** Problem statement **
Where the records contain images, omit them, and repeat everything else word for word.
-.-.-
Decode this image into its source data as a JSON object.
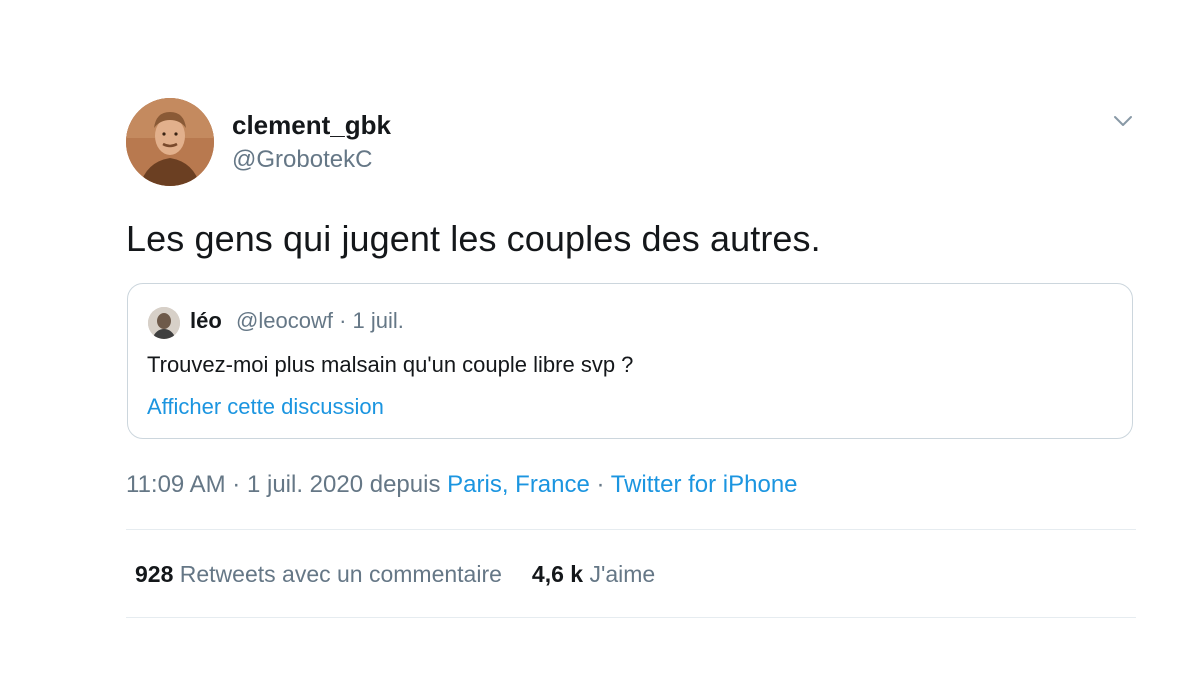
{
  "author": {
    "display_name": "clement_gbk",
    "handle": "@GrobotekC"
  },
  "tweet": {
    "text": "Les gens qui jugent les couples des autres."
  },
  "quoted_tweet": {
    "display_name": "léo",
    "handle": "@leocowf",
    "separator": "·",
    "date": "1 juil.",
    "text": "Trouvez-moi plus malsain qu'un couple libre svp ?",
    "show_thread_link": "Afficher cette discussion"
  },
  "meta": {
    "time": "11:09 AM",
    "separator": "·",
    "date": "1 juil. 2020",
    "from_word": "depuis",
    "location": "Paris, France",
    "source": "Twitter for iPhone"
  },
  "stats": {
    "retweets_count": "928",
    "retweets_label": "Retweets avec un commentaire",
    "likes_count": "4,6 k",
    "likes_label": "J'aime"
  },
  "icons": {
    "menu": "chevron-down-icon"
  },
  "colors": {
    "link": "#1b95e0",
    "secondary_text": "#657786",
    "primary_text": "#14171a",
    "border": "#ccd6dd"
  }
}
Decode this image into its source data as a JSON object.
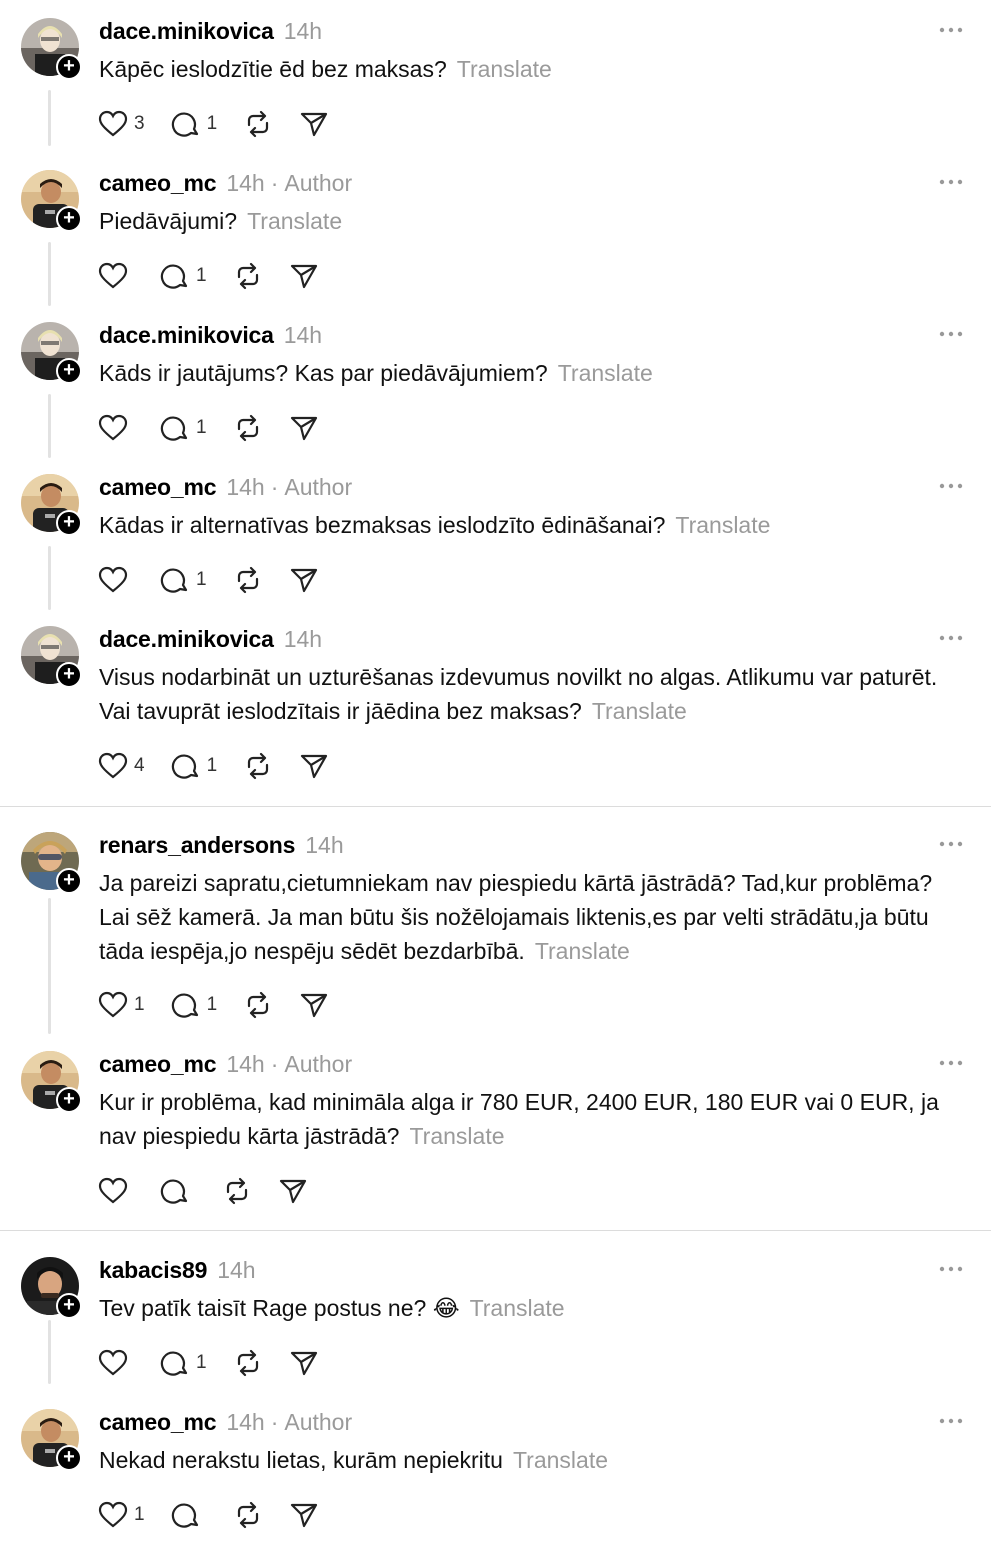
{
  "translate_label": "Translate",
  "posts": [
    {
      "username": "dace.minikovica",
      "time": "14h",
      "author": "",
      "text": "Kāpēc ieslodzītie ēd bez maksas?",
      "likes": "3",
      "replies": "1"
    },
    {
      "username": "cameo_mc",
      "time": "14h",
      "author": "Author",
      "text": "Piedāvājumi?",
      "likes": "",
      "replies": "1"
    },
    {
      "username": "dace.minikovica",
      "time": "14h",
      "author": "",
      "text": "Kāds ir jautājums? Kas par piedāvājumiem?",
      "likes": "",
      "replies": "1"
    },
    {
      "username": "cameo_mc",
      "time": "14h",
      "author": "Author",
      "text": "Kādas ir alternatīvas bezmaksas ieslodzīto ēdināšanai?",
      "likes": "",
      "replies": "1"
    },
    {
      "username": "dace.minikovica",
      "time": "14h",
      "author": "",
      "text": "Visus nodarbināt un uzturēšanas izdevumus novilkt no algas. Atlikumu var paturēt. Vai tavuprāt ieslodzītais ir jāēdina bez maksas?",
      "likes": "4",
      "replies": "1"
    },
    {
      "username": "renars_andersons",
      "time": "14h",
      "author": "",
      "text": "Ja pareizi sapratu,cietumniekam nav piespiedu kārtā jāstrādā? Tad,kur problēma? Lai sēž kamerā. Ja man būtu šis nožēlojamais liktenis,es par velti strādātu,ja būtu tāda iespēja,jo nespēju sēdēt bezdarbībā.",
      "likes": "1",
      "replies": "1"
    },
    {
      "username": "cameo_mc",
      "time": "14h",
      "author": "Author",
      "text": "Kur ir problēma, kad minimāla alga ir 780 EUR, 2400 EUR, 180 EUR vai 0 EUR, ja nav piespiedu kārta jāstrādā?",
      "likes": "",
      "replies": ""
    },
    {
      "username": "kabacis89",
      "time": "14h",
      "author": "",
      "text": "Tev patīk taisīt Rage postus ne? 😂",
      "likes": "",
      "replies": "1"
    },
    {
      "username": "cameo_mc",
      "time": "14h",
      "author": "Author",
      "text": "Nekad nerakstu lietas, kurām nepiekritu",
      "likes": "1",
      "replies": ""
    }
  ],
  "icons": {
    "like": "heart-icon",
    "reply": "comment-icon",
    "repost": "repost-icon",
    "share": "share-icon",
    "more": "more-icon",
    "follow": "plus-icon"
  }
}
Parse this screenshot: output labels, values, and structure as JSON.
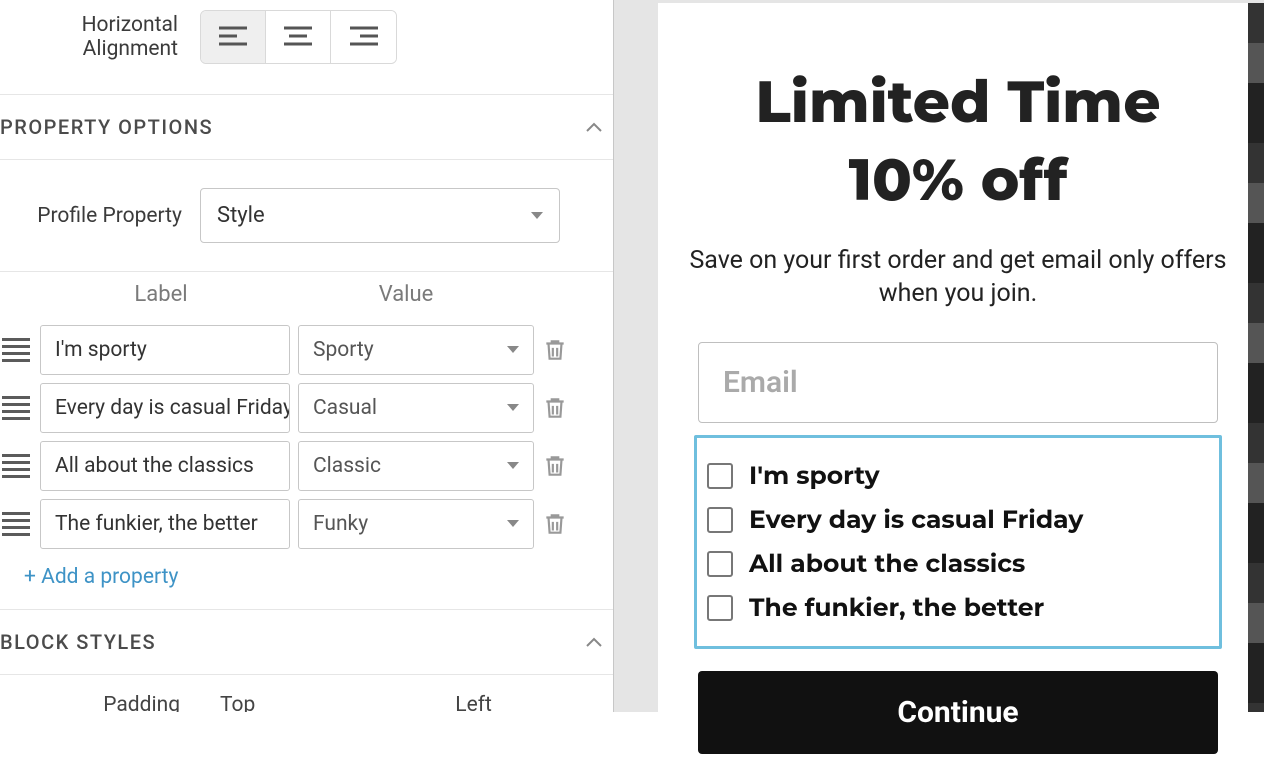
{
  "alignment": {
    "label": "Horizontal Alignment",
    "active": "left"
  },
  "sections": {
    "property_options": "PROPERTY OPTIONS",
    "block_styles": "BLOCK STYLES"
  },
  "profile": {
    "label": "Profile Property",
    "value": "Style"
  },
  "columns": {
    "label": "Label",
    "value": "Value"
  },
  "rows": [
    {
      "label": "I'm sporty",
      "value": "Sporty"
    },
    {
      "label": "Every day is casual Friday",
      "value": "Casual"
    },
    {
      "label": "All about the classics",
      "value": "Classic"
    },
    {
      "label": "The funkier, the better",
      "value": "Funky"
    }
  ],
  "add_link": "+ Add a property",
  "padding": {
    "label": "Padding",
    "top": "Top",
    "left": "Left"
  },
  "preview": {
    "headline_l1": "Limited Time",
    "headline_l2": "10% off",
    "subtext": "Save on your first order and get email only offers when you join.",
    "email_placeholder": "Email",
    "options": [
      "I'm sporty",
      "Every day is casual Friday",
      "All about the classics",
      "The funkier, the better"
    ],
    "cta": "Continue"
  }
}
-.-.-
** Solution to this exercise **
Decode this image into its source data as a JSON object.
{
  "author": {
    "display_name": "clement_gbk",
    "handle": "@GrobotekC"
  },
  "tweet": {
    "text": "Les gens qui jugent les couples des autres."
  },
  "quoted_tweet": {
    "display_name": "léo",
    "handle": "@leocowf",
    "separator": "·",
    "date": "1 juil.",
    "text": "Trouvez-moi plus malsain qu'un couple libre svp ?",
    "show_thread_link": "Afficher cette discussion"
  },
  "meta": {
    "time": "11:09 AM",
    "separator": "·",
    "date": "1 juil. 2020",
    "from_word": "depuis",
    "location": "Paris, France",
    "source": "Twitter for iPhone"
  },
  "stats": {
    "retweets_count": "928",
    "retweets_label": "Retweets avec un commentaire",
    "likes_count": "4,6 k",
    "likes_label": "J'aime"
  },
  "icons": {
    "menu": "chevron-down-icon"
  },
  "colors": {
    "link": "#1b95e0",
    "secondary_text": "#657786",
    "primary_text": "#14171a",
    "border": "#ccd6dd"
  }
}
Decode this image into its source data as a JSON object.
{
  "translate_label": "Translate",
  "posts": [
    {
      "username": "dace.minikovica",
      "time": "14h",
      "author": "",
      "text": "Kāpēc ieslodzītie ēd bez maksas?",
      "likes": "3",
      "replies": "1"
    },
    {
      "username": "cameo_mc",
      "time": "14h",
      "author": "Author",
      "text": "Piedāvājumi?",
      "likes": "",
      "replies": "1"
    },
    {
      "username": "dace.minikovica",
      "time": "14h",
      "author": "",
      "text": "Kāds ir jautājums? Kas par piedāvājumiem?",
      "likes": "",
      "replies": "1"
    },
    {
      "username": "cameo_mc",
      "time": "14h",
      "author": "Author",
      "text": "Kādas ir alternatīvas bezmaksas ieslodzīto ēdināšanai?",
      "likes": "",
      "replies": "1"
    },
    {
      "username": "dace.minikovica",
      "time": "14h",
      "author": "",
      "text": "Visus nodarbināt un uzturēšanas izdevumus novilkt no algas. Atlikumu var paturēt. Vai tavuprāt ieslodzītais ir jāēdina bez maksas?",
      "likes": "4",
      "replies": "1"
    },
    {
      "username": "renars_andersons",
      "time": "14h",
      "author": "",
      "text": "Ja pareizi sapratu,cietumniekam nav piespiedu kārtā jāstrādā? Tad,kur problēma? Lai sēž kamerā. Ja man būtu šis nožēlojamais liktenis,es par velti strādātu,ja būtu tāda iespēja,jo nespēju sēdēt bezdarbībā.",
      "likes": "1",
      "replies": "1"
    },
    {
      "username": "cameo_mc",
      "time": "14h",
      "author": "Author",
      "text": "Kur ir problēma, kad minimāla alga ir 780 EUR, 2400 EUR, 180 EUR vai 0 EUR, ja nav piespiedu kārta jāstrādā?",
      "likes": "",
      "replies": ""
    },
    {
      "username": "kabacis89",
      "time": "14h",
      "author": "",
      "text": "Tev patīk taisīt Rage postus ne? 😂",
      "likes": "",
      "replies": "1"
    },
    {
      "username": "cameo_mc",
      "time": "14h",
      "author": "Author",
      "text": "Nekad nerakstu lietas, kurām nepiekritu",
      "likes": "1",
      "replies": ""
    }
  ],
  "icons": {
    "like": "heart-icon",
    "reply": "comment-icon",
    "repost": "repost-icon",
    "share": "share-icon",
    "more": "more-icon",
    "follow": "plus-icon"
  }
}
Parse this screenshot: output labels, values, and structure as JSON.
{
  "alignment": {
    "label": "Horizontal Alignment",
    "active": "left"
  },
  "sections": {
    "property_options": "PROPERTY OPTIONS",
    "block_styles": "BLOCK STYLES"
  },
  "profile": {
    "label": "Profile Property",
    "value": "Style"
  },
  "columns": {
    "label": "Label",
    "value": "Value"
  },
  "rows": [
    {
      "label": "I'm sporty",
      "value": "Sporty"
    },
    {
      "label": "Every day is casual Friday",
      "value": "Casual"
    },
    {
      "label": "All about the classics",
      "value": "Classic"
    },
    {
      "label": "The funkier, the better",
      "value": "Funky"
    }
  ],
  "add_link": "+ Add a property",
  "padding": {
    "label": "Padding",
    "top": "Top",
    "left": "Left"
  },
  "preview": {
    "headline_l1": "Limited Time",
    "headline_l2": "10% off",
    "subtext": "Save on your first order and get email only offers when you join.",
    "email_placeholder": "Email",
    "options": [
      "I'm sporty",
      "Every day is casual Friday",
      "All about the classics",
      "The funkier, the better"
    ],
    "cta": "Continue"
  }
}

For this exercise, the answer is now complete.